|US20070023536 *||Jun 13, 2006||Feb 1, 2007||Colin Baston||Methods and apparatus for optimizing environmental humidity|
|US20070029396 *||Jul 31, 2004||Feb 8, 2007||Daimlerchrysler Ag||Method for triggering a thermostat|
|US20070240448 *||Mar 13, 2007||Oct 18, 2007||Temptronic Corporation||Temperature-controlled enclosures and temperature control system using the same|
|US20100043485 *||Nov 4, 2009||Feb 25, 2010||Temptronic Corporation||Temperature-controlled enclosures and temperature control system using the same|

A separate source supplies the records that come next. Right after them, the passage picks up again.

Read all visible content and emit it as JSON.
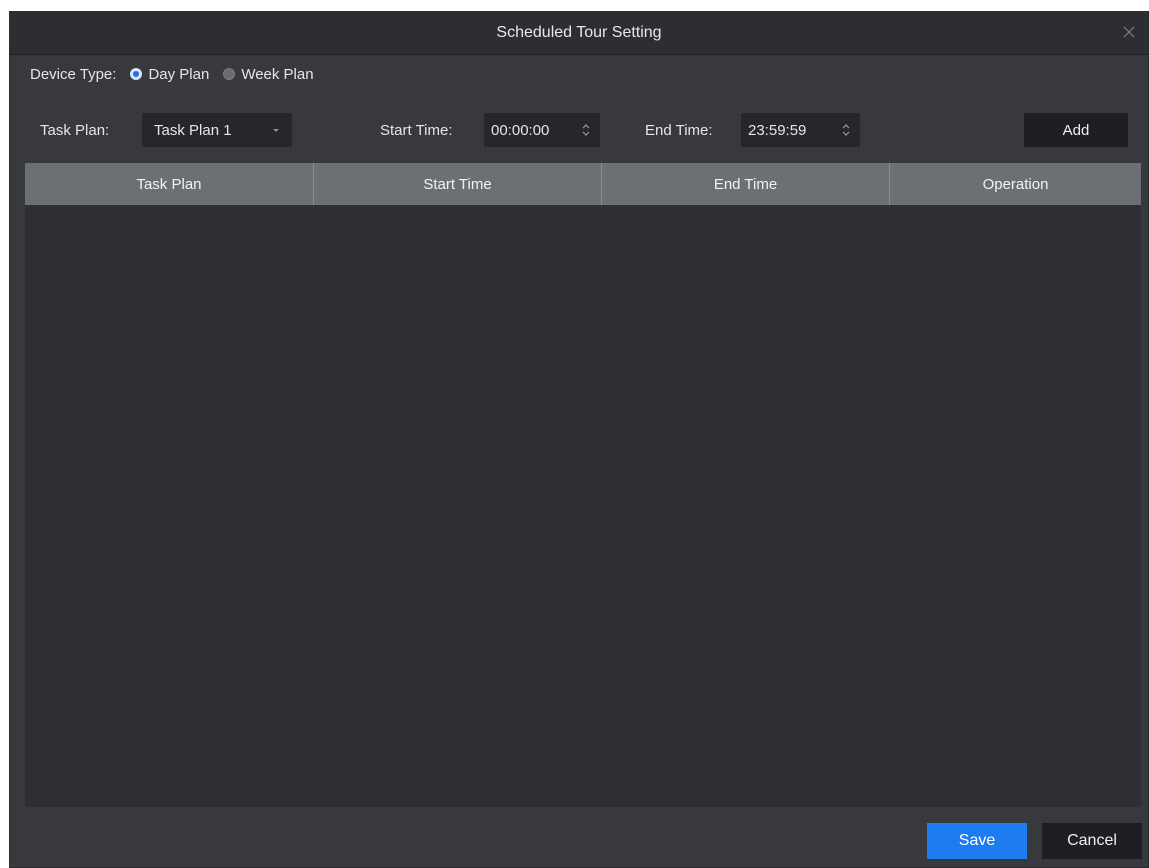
{
  "dialog": {
    "title": "Scheduled Tour Setting",
    "close_icon": "close-icon"
  },
  "device_type": {
    "label": "Device Type:",
    "options": [
      {
        "label": "Day Plan",
        "selected": true
      },
      {
        "label": "Week Plan",
        "selected": false
      }
    ]
  },
  "task_plan": {
    "label": "Task Plan:",
    "value": "Task Plan 1"
  },
  "start_time": {
    "label": "Start Time:",
    "value": "00:00:00"
  },
  "end_time": {
    "label": "End Time:",
    "value": "23:59:59"
  },
  "add_label": "Add",
  "table": {
    "columns": [
      "Task Plan",
      "Start Time",
      "End Time",
      "Operation"
    ],
    "rows": []
  },
  "footer": {
    "save_label": "Save",
    "cancel_label": "Cancel"
  },
  "colors": {
    "accent": "#1e7bf0",
    "background": "#37393d",
    "header": "#6c7074"
  }
}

|US20130215926 *||Feb 17, 2012||Aug 22, 2013||Roctest Ltd.||Automated system and method for testing the efficacy and reliability of distributed temperature sensing systems|
|CN101443720B||Mar 13, 2007||Jan 11, 2012||天普桑尼克公司||Temperature-controlled enclosures and temperature control system using the same|
|WO2007109027A1 *||Mar 13, 2007||Sep 27, 2007||Temptronic Corporation||Temperature-controlled enclosures and temperature control system using the same|
|U.S. Classification||73/865.8, 198/817|
|Cooperative Classification||F24F11/04, G05D23/1919, F24F11/0012|
|Feb 25, 2004||REMI||Maintenance fee reminder mailed|
|Aug 9, 2004||REIN||Reinstatement after maintenance fee payment confirmed|
|Oct 5, 2004||FP||Expired due to failure to pay maintenance fee|
Effective date: 20040808
|May 23, 2005||SULP||Surcharge for late payment|
|May 23, 2005||FPAY||Fee payment|
Year of fee payment: 4
|Jun 6, 2005||PRDP||Patent reinstated due to the acceptance of a late maintenance fee|
Effective date: 20050606
|Feb 18, 2008||REMI||Maintenance fee reminder mailed|
|Aug 4, 2008||FPAY||Fee payment|
Year of fee payment: 8
|Aug 4, 2008||SULP||Surcharge for late payment|
Year of fee payment: 7
|Mar 19, 2012||REMI||Maintenance fee reminder mailed|
|Aug 8, 2012||LAPS||Lapse for failure to pay maintenance fees|
|Sep 25, 2012||FP||Expired due to failure to pay maintenance fee|
Effective date: 20120808